Your task is to repeat the entries word for word while leaving out the pictures.

----

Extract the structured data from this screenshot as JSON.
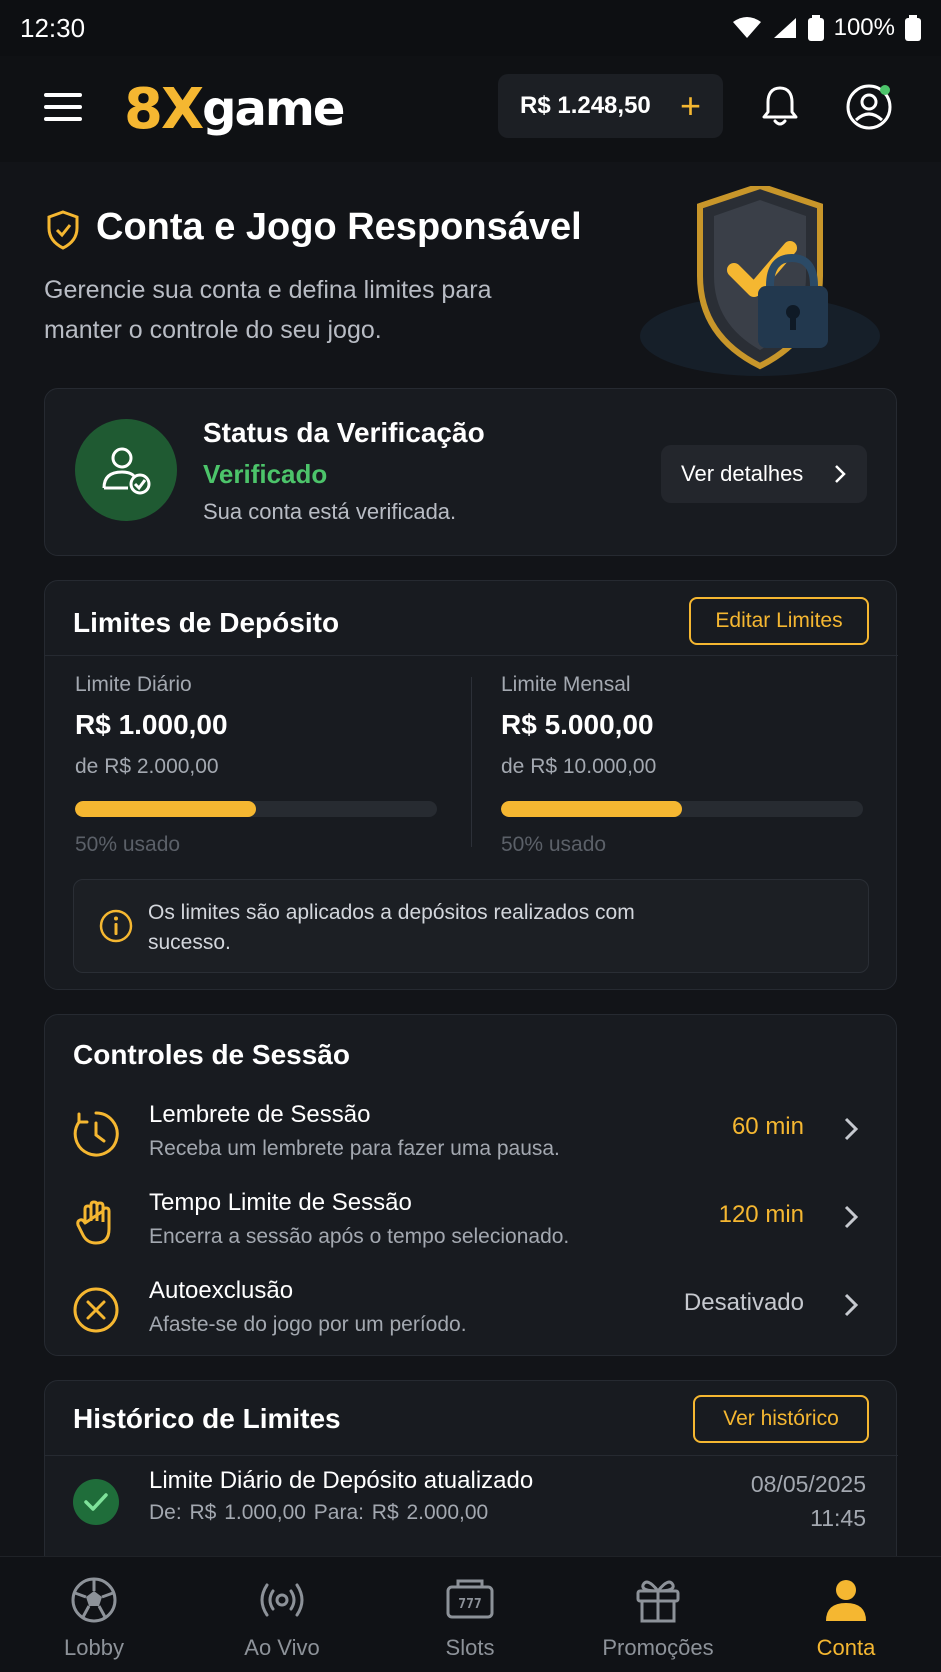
{
  "status_bar": {
    "time": "12:30",
    "battery": "100%"
  },
  "header": {
    "logo_accent": "8X",
    "logo_text": "game",
    "balance": "R$ 1.248,50",
    "add_symbol": "+"
  },
  "hero": {
    "title": "Conta e Jogo Responsável",
    "subtitle": "Gerencie sua conta e defina limites para manter o controle do seu jogo."
  },
  "verification": {
    "title": "Status da Verificação",
    "status": "Verificado",
    "description": "Sua conta está verificada.",
    "button_label": "Ver detalhes"
  },
  "deposit_limits": {
    "title": "Limites de Depósito",
    "edit_label": "Editar Limites",
    "daily": {
      "label": "Limite Diário",
      "value": "R$ 1.000,00",
      "of": "de R$ 2.000,00",
      "used_label": "50% usado",
      "used_fraction": 0.5
    },
    "monthly": {
      "label": "Limite Mensal",
      "value": "R$ 5.000,00",
      "of": "de R$ 10.000,00",
      "used_label": "50% usado",
      "used_fraction": 0.5
    },
    "info": "Os limites são aplicados a depósitos realizados com sucesso."
  },
  "session_controls": {
    "title": "Controles de Sessão",
    "items": [
      {
        "title": "Lembrete de Sessão",
        "description": "Receba um lembrete para fazer uma pausa.",
        "value": "60 min",
        "icon": "clock-icon"
      },
      {
        "title": "Tempo Limite de Sessão",
        "description": "Encerra a sessão após o tempo selecionado.",
        "value": "120 min",
        "icon": "hand-icon"
      },
      {
        "title": "Autoexclusão",
        "description": "Afaste-se do jogo por um período.",
        "value": "Desativado",
        "icon": "x-circle-icon"
      }
    ]
  },
  "limit_history": {
    "title": "Histórico de Limites",
    "button_label": "Ver histórico",
    "entries": [
      {
        "title": "Limite Diário de Depósito atualizado",
        "from": "De: R$ 1.000,00",
        "to": "Para: R$ 2.000,00",
        "date": "08/05/2025",
        "time": "11:45"
      }
    ]
  },
  "bottom_nav": {
    "items": [
      {
        "label": "Lobby",
        "icon": "soccer-ball-icon"
      },
      {
        "label": "Ao Vivo",
        "icon": "broadcast-icon"
      },
      {
        "label": "Slots",
        "icon": "slot-machine-icon"
      },
      {
        "label": "Promoções",
        "icon": "gift-icon"
      },
      {
        "label": "Conta",
        "icon": "user-icon"
      }
    ],
    "active": "Conta"
  },
  "colors": {
    "accent": "#f5b731",
    "success": "#4cc46a",
    "background": "#121418",
    "card": "#181b20"
  }
}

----

§ **Solution to this exercise**
Extract the structured data from this screenshot as JSON.
{
  "status_bar": {
    "time": "12:30",
    "battery": "100%"
  },
  "header": {
    "logo_accent": "8X",
    "logo_text": "game",
    "balance": "R$ 1.248,50",
    "add_symbol": "+"
  },
  "hero": {
    "title": "Conta e Jogo Responsável",
    "subtitle": "Gerencie sua conta e defina limites para manter o controle do seu jogo."
  },
  "verification": {
    "title": "Status da Verificação",
    "status": "Verificado",
    "description": "Sua conta está verificada.",
    "button_label": "Ver detalhes"
  },
  "deposit_limits": {
    "title": "Limites de Depósito",
    "edit_label": "Editar Limites",
    "daily": {
      "label": "Limite Diário",
      "value": "R$ 1.000,00",
      "of": "de R$ 2.000,00",
      "used_label": "50% usado",
      "used_fraction": 0.5
    },
    "monthly": {
      "label": "Limite Mensal",
      "value": "R$ 5.000,00",
      "of": "de R$ 10.000,00",
      "used_label": "50% usado",
      "used_fraction": 0.5
    },
    "info": "Os limites são aplicados a depósitos realizados com sucesso."
  },
  "session_controls": {
    "title": "Controles de Sessão",
    "items": [
      {
        "title": "Lembrete de Sessão",
        "description": "Receba um lembrete para fazer uma pausa.",
        "value": "60 min",
        "icon": "clock-icon"
      },
      {
        "title": "Tempo Limite de Sessão",
        "description": "Encerra a sessão após o tempo selecionado.",
        "value": "120 min",
        "icon": "hand-icon"
      },
      {
        "title": "Autoexclusão",
        "description": "Afaste-se do jogo por um período.",
        "value": "Desativado",
        "icon": "x-circle-icon"
      }
    ]
  },
  "limit_history": {
    "title": "Histórico de Limites",
    "button_label": "Ver histórico",
    "entries": [
      {
        "title": "Limite Diário de Depósito atualizado",
        "from": "De: R$ 1.000,00",
        "to": "Para: R$ 2.000,00",
        "date": "08/05/2025",
        "time": "11:45"
      }
    ]
  },
  "bottom_nav": {
    "items": [
      {
        "label": "Lobby",
        "icon": "soccer-ball-icon"
      },
      {
        "label": "Ao Vivo",
        "icon": "broadcast-icon"
      },
      {
        "label": "Slots",
        "icon": "slot-machine-icon"
      },
      {
        "label": "Promoções",
        "icon": "gift-icon"
      },
      {
        "label": "Conta",
        "icon": "user-icon"
      }
    ],
    "active": "Conta"
  },
  "colors": {
    "accent": "#f5b731",
    "success": "#4cc46a",
    "background": "#121418",
    "card": "#181b20"
  }
}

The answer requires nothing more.